3. The Strength of Steel
Basic steel is just iron and carbon. But there are hundreds of alloys. The least you need to know is that the more carbon, the harder the blade and the better it holds an edge—but too much can make a blade brittle. Also, adding chromium prevents rust (stainless steel usually has at least 12 percent), but it can soften the steel. It’s a balancing act. Here’s a breakdown:
Non-Stainless Steel: It rusts easily but makes a great blade if you take care. High-carbon examples (1095, D2) really hold an edge. A few are both hard and tough (A2, CPM 3V, 8670M).
Stainless Steel: If you want low maintenance, this is the way to go. But low-carbon versions (18/8, 420, 440, 440A, AUS-6) can be too soft to get or keep a fine edge. More carbon or a harder alloy is better (440B and C, AUS-8 and 10, 8Cr14MoV, 154CM).
Powdered Steels: The newest stainless alloys (S30V, Elmax, M390) are made of powderlike granules that are heated to form very hard steels that take a wicked edge. They pretty much have it all—corrosion resistance, hardness, and strength. Naturally, you pay for it.
3. Choose Your Point Shape
Most field knives have a drop point or clip point, either of which may be combined with a deeper belly for skinning. The drop point is ideal for field dressing game without slicing innards. Its thicker tip also helps with separating joints and with heavy camp chores. If your hunting knife will double as a fish cleaner and camp-kitchen slicer, the finer clip point is the better choice, and it’s fine for gutting game as long as you’re careful with the tip.
4. Find the Right Grind
Likewise, most field knives hew to one of two grinds: hollow or flat. A hollow-ground blade has a concave shape, as if material has been scooped out of the blade’s thickness. It’s easy to resharpen and best for shallow cuts, such as field dressing, cutting hide, and simple camp chores. A flat-ground blade is the more common choice; it is tougher, holds its edge better, and excels at deeper cuts, working around sinew and bone, and chopping food at camp.
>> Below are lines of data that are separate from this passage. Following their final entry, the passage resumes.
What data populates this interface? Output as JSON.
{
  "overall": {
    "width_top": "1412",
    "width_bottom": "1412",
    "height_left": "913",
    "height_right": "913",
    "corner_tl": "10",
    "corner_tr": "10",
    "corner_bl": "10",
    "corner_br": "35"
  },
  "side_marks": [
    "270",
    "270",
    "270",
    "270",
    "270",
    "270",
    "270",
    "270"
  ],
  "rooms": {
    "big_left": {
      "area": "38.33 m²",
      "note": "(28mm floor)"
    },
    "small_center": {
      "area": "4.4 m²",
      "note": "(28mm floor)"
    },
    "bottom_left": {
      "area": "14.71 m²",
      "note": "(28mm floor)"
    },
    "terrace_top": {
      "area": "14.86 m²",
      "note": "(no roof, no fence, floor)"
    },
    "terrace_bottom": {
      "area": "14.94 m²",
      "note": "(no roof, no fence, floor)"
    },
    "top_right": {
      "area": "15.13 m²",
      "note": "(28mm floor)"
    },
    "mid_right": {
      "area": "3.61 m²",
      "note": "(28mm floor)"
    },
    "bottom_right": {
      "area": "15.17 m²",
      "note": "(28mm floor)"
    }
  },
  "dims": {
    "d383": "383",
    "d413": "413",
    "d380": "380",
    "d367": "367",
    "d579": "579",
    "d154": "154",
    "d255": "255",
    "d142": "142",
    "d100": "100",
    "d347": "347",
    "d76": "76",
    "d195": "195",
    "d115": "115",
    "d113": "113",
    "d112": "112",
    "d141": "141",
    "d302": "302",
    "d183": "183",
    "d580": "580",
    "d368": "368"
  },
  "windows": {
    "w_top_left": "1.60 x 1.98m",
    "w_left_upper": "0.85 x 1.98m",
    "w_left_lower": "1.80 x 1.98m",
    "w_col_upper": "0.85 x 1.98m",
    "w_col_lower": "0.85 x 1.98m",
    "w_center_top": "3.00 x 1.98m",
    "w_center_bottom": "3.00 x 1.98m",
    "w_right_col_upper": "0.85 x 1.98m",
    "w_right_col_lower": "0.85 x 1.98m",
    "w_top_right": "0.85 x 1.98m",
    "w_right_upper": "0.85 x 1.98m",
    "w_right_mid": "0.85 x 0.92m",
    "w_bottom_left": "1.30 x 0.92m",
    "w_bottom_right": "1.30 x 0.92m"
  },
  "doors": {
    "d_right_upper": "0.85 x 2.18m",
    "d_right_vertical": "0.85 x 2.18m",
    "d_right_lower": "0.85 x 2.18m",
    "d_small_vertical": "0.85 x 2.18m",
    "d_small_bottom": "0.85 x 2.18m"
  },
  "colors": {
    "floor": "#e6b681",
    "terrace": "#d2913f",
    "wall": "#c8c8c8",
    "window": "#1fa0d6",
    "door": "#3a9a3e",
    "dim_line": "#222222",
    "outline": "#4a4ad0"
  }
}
Now that you know what to look for, check out our field knife gear test to see which brands of fixed and folder blades are worth their metal.